* _ASSIGNMENT_
In your copy of the data, keep every word exact and include no pictures.

* _MATERIAL PROVIDED_
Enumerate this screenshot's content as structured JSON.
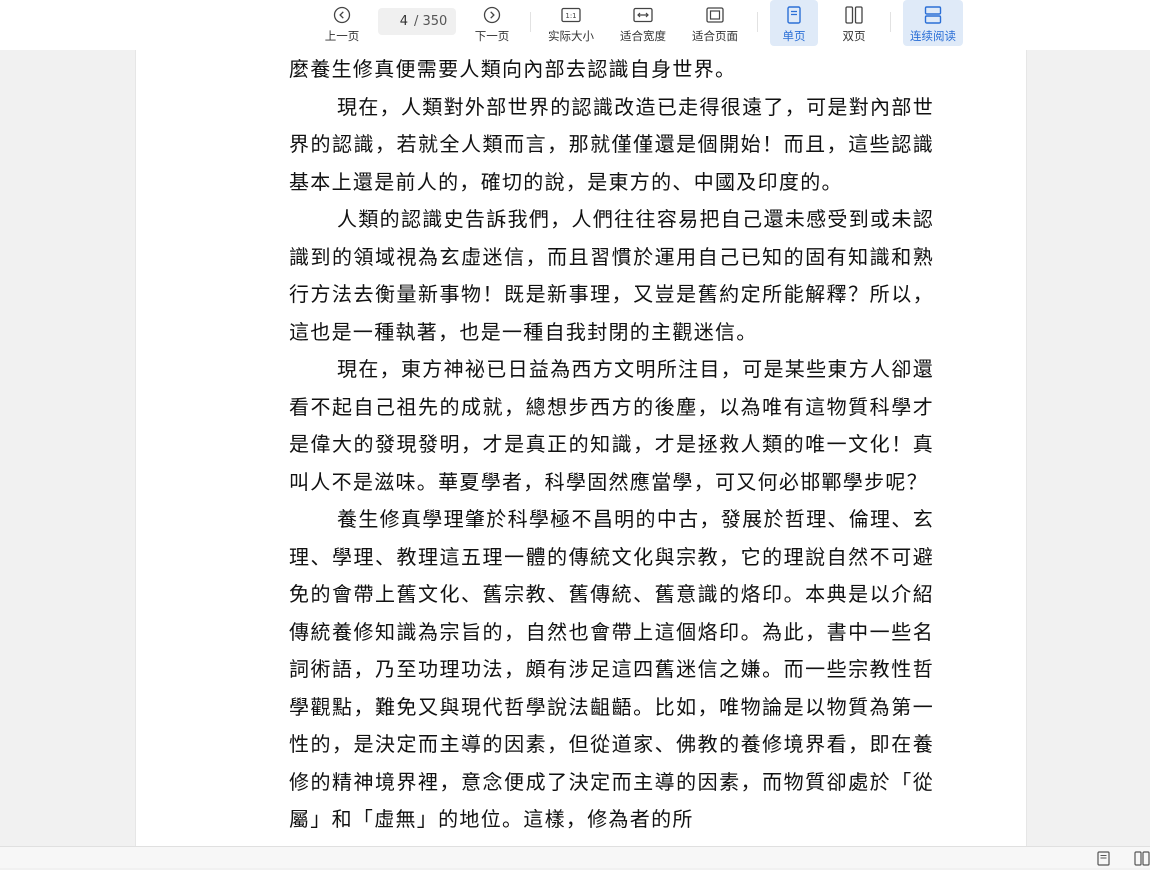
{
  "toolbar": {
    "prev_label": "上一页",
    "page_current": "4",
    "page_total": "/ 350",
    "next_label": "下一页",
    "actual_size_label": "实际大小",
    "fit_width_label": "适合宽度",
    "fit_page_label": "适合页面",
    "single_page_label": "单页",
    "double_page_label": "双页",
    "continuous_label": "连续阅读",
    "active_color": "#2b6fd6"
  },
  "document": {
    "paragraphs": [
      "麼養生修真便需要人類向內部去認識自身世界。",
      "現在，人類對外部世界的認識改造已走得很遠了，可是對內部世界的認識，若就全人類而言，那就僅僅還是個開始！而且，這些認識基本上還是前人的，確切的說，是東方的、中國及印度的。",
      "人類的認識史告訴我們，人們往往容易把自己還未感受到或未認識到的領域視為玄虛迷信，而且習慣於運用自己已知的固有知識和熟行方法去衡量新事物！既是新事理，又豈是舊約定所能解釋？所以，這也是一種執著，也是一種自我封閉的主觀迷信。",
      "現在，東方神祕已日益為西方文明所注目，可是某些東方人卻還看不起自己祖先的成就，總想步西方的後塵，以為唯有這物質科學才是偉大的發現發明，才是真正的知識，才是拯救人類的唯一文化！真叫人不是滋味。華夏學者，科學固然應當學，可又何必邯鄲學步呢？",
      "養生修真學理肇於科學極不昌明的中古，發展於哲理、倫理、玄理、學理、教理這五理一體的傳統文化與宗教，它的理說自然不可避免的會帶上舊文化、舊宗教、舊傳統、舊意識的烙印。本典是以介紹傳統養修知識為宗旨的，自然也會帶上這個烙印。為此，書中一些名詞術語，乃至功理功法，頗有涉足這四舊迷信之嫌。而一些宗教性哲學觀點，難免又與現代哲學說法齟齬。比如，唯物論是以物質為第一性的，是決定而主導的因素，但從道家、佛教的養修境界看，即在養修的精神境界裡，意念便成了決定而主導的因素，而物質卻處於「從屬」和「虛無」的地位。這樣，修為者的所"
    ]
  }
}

* _ANSWER TO THIS PROBLEM_
Enumerate this screenshot's content as structured JSON.
{
  "toolbar": {
    "prev_label": "上一页",
    "page_current": "4",
    "page_total": "/ 350",
    "next_label": "下一页",
    "actual_size_label": "实际大小",
    "fit_width_label": "适合宽度",
    "fit_page_label": "适合页面",
    "single_page_label": "单页",
    "double_page_label": "双页",
    "continuous_label": "连续阅读",
    "active_color": "#2b6fd6"
  },
  "document": {
    "paragraphs": [
      "麼養生修真便需要人類向內部去認識自身世界。",
      "現在，人類對外部世界的認識改造已走得很遠了，可是對內部世界的認識，若就全人類而言，那就僅僅還是個開始！而且，這些認識基本上還是前人的，確切的說，是東方的、中國及印度的。",
      "人類的認識史告訴我們，人們往往容易把自己還未感受到或未認識到的領域視為玄虛迷信，而且習慣於運用自己已知的固有知識和熟行方法去衡量新事物！既是新事理，又豈是舊約定所能解釋？所以，這也是一種執著，也是一種自我封閉的主觀迷信。",
      "現在，東方神祕已日益為西方文明所注目，可是某些東方人卻還看不起自己祖先的成就，總想步西方的後塵，以為唯有這物質科學才是偉大的發現發明，才是真正的知識，才是拯救人類的唯一文化！真叫人不是滋味。華夏學者，科學固然應當學，可又何必邯鄲學步呢？",
      "養生修真學理肇於科學極不昌明的中古，發展於哲理、倫理、玄理、學理、教理這五理一體的傳統文化與宗教，它的理說自然不可避免的會帶上舊文化、舊宗教、舊傳統、舊意識的烙印。本典是以介紹傳統養修知識為宗旨的，自然也會帶上這個烙印。為此，書中一些名詞術語，乃至功理功法，頗有涉足這四舊迷信之嫌。而一些宗教性哲學觀點，難免又與現代哲學說法齟齬。比如，唯物論是以物質為第一性的，是決定而主導的因素，但從道家、佛教的養修境界看，即在養修的精神境界裡，意念便成了決定而主導的因素，而物質卻處於「從屬」和「虛無」的地位。這樣，修為者的所"
    ]
  }
}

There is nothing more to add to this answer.